__Data records__
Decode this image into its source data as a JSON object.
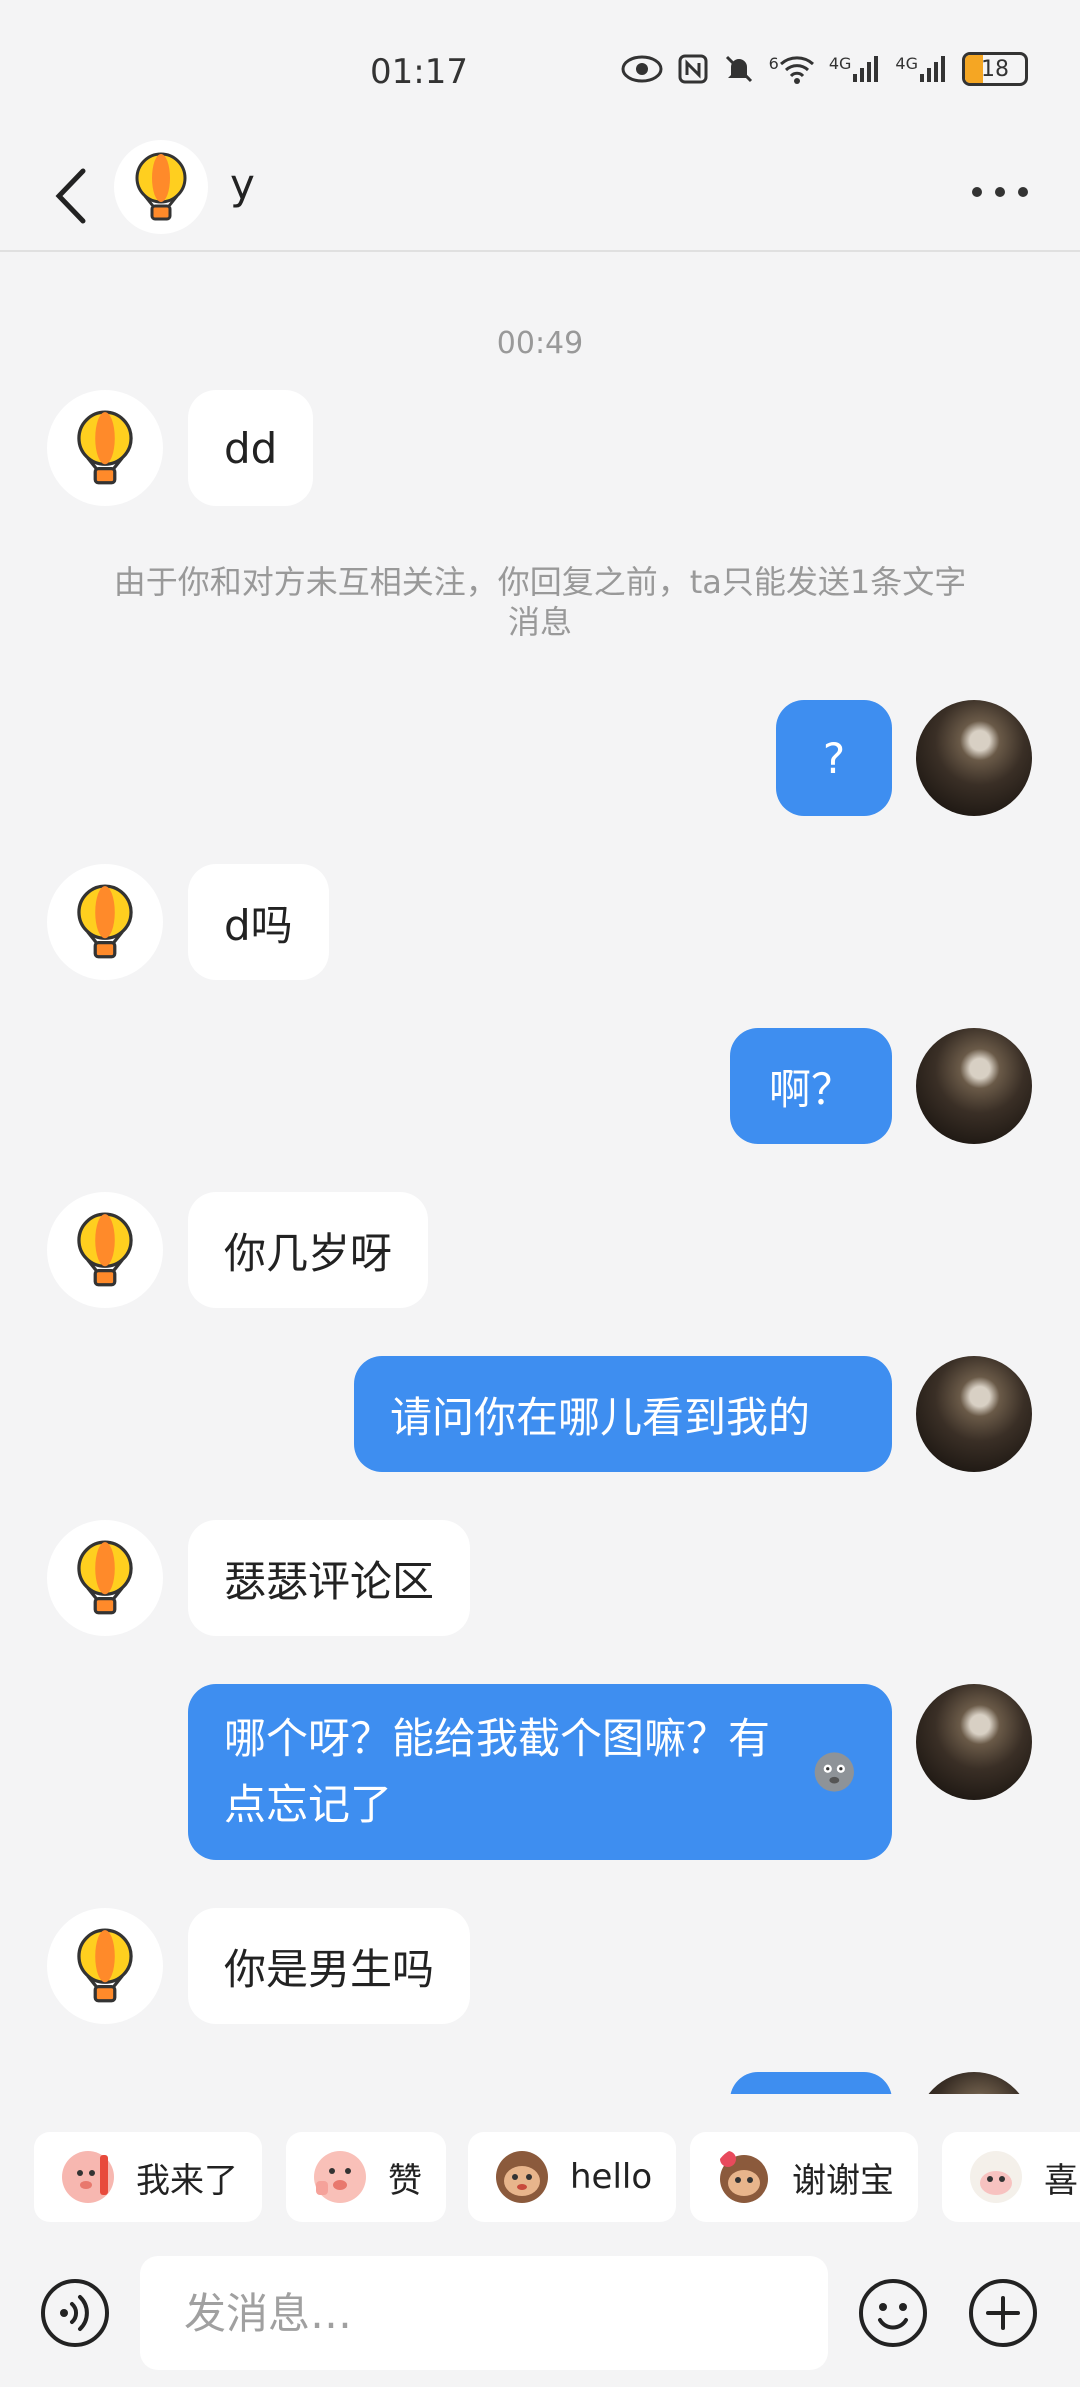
{
  "status_bar": {
    "time": "01:17",
    "signal_1": "4G",
    "signal_2": "4G",
    "wifi_badge": "6",
    "battery": "18",
    "icons": [
      "eye-icon",
      "nfc-icon",
      "mute-icon",
      "wifi-icon",
      "signal-icon",
      "signal-icon",
      "battery-icon"
    ]
  },
  "header": {
    "contact_name": "y",
    "back_icon": "chevron-left-icon",
    "more_icon": "more-dots-icon"
  },
  "chat": {
    "timestamp": "00:49",
    "system_note": "由于你和对方未互相关注，你回复之前，ta只能发送1条文字消息",
    "messages": [
      {
        "from": "them",
        "text": "dd"
      },
      {
        "from": "me",
        "text": "?"
      },
      {
        "from": "them",
        "text": "d吗"
      },
      {
        "from": "me",
        "text": "啊？"
      },
      {
        "from": "them",
        "text": "你几岁呀"
      },
      {
        "from": "me",
        "text": "请问你在哪儿看到我的"
      },
      {
        "from": "them",
        "text": "瑟瑟评论区"
      },
      {
        "from": "me",
        "text": "哪个呀？能给我截个图嘛？有点忘记了"
      },
      {
        "from": "them",
        "text": "你是男生吗"
      }
    ]
  },
  "quick_stickers": [
    {
      "label": "我来了",
      "icon": "sticker-pig-icon"
    },
    {
      "label": "赞",
      "icon": "sticker-thumbs-icon"
    },
    {
      "label": "hello",
      "icon": "sticker-monkey-icon"
    },
    {
      "label": "谢谢宝",
      "icon": "sticker-monkey-flower-icon"
    },
    {
      "label": "喜",
      "icon": "sticker-sheep-icon"
    }
  ],
  "composer": {
    "placeholder": "发消息…",
    "voice_icon": "voice-icon",
    "sticker_icon": "smiley-icon",
    "plus_icon": "plus-icon"
  },
  "colors": {
    "background": "#f4f4f5",
    "outgoing_bubble": "#3e8ef0",
    "incoming_bubble": "#ffffff",
    "meta_text": "#999999"
  }
}
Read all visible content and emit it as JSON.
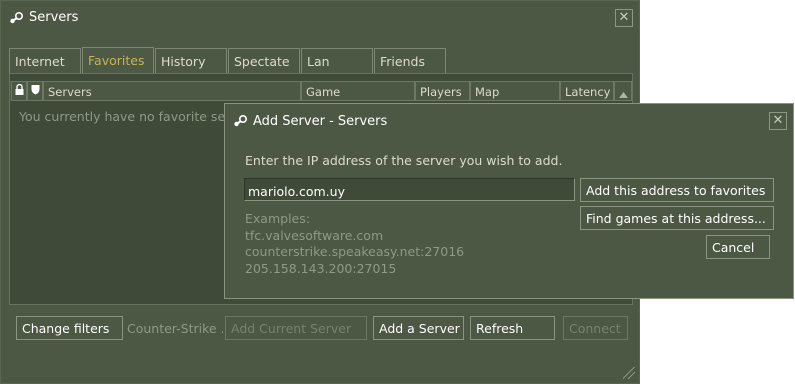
{
  "main_window": {
    "title": "Servers",
    "close_glyph": "✕",
    "logo_icon": "steam-icon",
    "tabs": [
      {
        "label": "Internet",
        "active": false
      },
      {
        "label": "Favorites",
        "active": true
      },
      {
        "label": "History",
        "active": false
      },
      {
        "label": "Spectate",
        "active": false
      },
      {
        "label": "Lan",
        "active": false
      },
      {
        "label": "Friends",
        "active": false
      }
    ],
    "columns": {
      "lock_icon": "lock-icon",
      "shield_icon": "shield-icon",
      "servers": "Servers",
      "game": "Game",
      "players": "Players",
      "map": "Map",
      "latency": "Latency",
      "sort_icon": "sort-ascending-icon"
    },
    "empty_message": "You currently have no favorite servers.",
    "footer": {
      "change_filters": "Change filters",
      "filter_summary": "Counter-Strike ...",
      "add_current_server": "Add Current Server",
      "add_a_server": "Add a Server",
      "refresh": "Refresh",
      "connect": "Connect"
    }
  },
  "dialog": {
    "title": "Add Server - Servers",
    "close_glyph": "✕",
    "logo_icon": "steam-icon",
    "prompt": "Enter the IP address of the server you wish to add.",
    "ip_value": "mariolo.com.uy",
    "examples_heading": "Examples:",
    "examples": [
      "tfc.valvesoftware.com",
      "counterstrike.speakeasy.net:27016",
      "205.158.143.200:27015"
    ],
    "add_to_favorites": "Add this address to favorites",
    "find_games": "Find games at this address...",
    "cancel": "Cancel"
  },
  "colors": {
    "window_bg": "#4c5844",
    "panel_bg": "#3f4a38",
    "active_tab_text": "#c4b454",
    "muted_text": "#8f9984"
  }
}
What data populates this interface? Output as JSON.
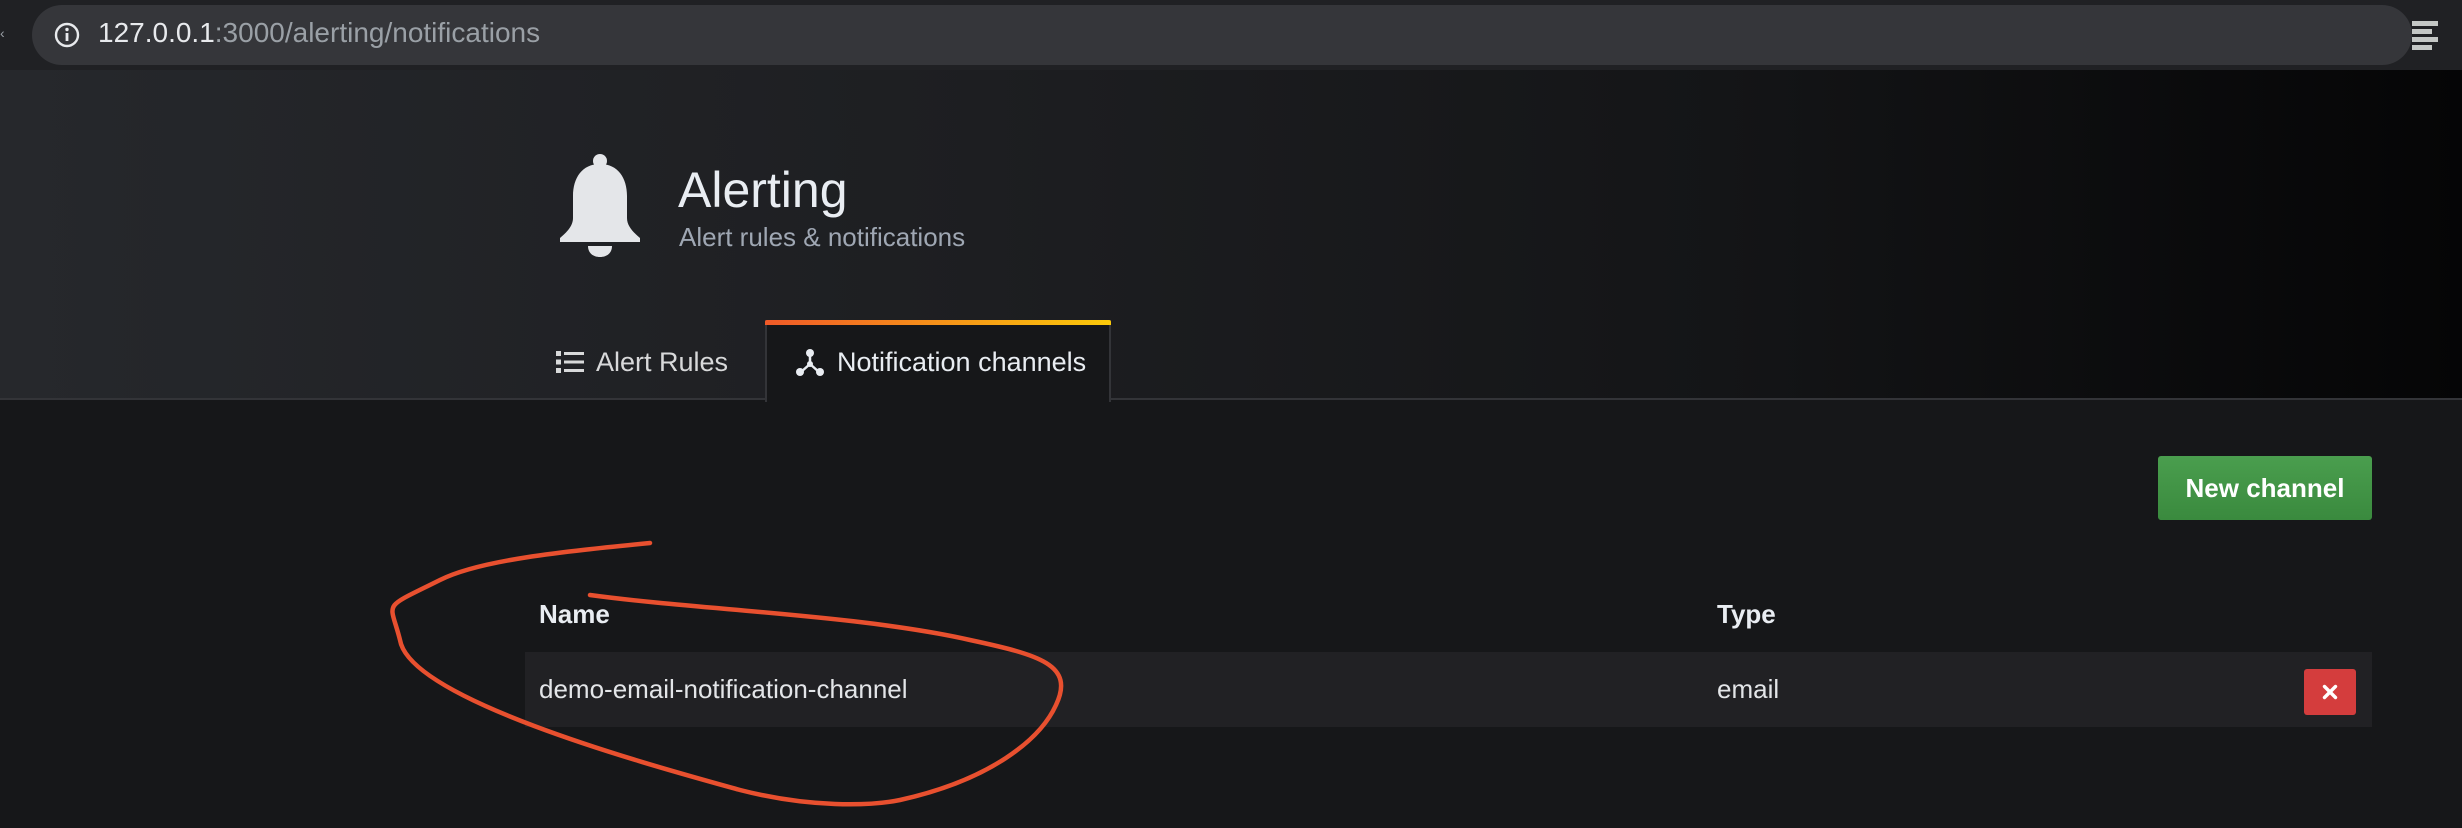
{
  "browser": {
    "url_host": "127.0.0.1",
    "url_rest": ":3000/alerting/notifications"
  },
  "header": {
    "title": "Alerting",
    "subtitle": "Alert rules & notifications"
  },
  "tabs": [
    {
      "label": "Alert Rules",
      "icon": "list-icon",
      "active": false
    },
    {
      "label": "Notification channels",
      "icon": "share-nodes-icon",
      "active": true
    }
  ],
  "actions": {
    "new_channel_label": "New channel"
  },
  "table": {
    "columns": [
      "Name",
      "Type"
    ],
    "rows": [
      {
        "name": "demo-email-notification-channel",
        "type": "email"
      }
    ]
  },
  "colors": {
    "accent_green": "#3d9141",
    "danger_red": "#d43d3d",
    "annotation_stroke": "#e8502f",
    "tab_gradient_start": "#f05a28",
    "tab_gradient_end": "#fbca0a"
  }
}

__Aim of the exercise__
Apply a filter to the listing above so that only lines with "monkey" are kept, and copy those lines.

__Problem solution__
      "icon": "sticker-monkey-icon"
      "icon": "sticker-monkey-flower-icon"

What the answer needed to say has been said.